Task to complete: In full and unchanged, output the entries that follow.

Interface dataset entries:
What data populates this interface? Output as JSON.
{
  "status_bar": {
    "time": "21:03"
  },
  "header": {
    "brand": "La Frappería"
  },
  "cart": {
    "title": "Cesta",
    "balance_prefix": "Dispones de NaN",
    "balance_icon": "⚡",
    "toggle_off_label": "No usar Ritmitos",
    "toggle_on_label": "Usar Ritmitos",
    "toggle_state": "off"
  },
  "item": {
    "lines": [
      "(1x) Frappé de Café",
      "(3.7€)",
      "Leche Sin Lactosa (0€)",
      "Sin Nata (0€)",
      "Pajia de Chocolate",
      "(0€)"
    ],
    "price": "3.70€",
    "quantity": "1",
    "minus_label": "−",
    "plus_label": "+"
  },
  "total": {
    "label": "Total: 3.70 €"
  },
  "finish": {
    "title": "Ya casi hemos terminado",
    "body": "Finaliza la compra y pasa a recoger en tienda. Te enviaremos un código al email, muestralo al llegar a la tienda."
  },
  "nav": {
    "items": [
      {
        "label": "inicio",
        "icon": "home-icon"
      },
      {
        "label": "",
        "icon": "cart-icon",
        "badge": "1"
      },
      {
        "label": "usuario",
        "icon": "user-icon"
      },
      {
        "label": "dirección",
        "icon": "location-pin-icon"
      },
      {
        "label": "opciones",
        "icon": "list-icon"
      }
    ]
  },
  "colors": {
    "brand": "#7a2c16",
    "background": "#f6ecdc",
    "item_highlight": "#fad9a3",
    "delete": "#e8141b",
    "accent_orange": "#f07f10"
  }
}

Response area:
What data populates this interface? Output as JSON.
{
  "status_bar": {
    "time": "21:03"
  },
  "header": {
    "brand": "La Frappería"
  },
  "cart": {
    "title": "Cesta",
    "balance_prefix": "Dispones de NaN",
    "balance_icon": "⚡",
    "toggle_off_label": "No usar Ritmitos",
    "toggle_on_label": "Usar Ritmitos",
    "toggle_state": "off"
  },
  "item": {
    "lines": [
      "(1x) Frappé de Café",
      "(3.7€)",
      "Leche Sin Lactosa (0€)",
      "Sin Nata (0€)",
      "Pajia de Chocolate",
      "(0€)"
    ],
    "price": "3.70€",
    "quantity": "1",
    "minus_label": "−",
    "plus_label": "+"
  },
  "total": {
    "label": "Total: 3.70 €"
  },
  "finish": {
    "title": "Ya casi hemos terminado",
    "body": "Finaliza la compra y pasa a recoger en tienda. Te enviaremos un código al email, muestralo al llegar a la tienda."
  },
  "nav": {
    "items": [
      {
        "label": "inicio",
        "icon": "home-icon"
      },
      {
        "label": "",
        "icon": "cart-icon",
        "badge": "1"
      },
      {
        "label": "usuario",
        "icon": "user-icon"
      },
      {
        "label": "dirección",
        "icon": "location-pin-icon"
      },
      {
        "label": "opciones",
        "icon": "list-icon"
      }
    ]
  },
  "colors": {
    "brand": "#7a2c16",
    "background": "#f6ecdc",
    "item_highlight": "#fad9a3",
    "delete": "#e8141b",
    "accent_orange": "#f07f10"
  }
}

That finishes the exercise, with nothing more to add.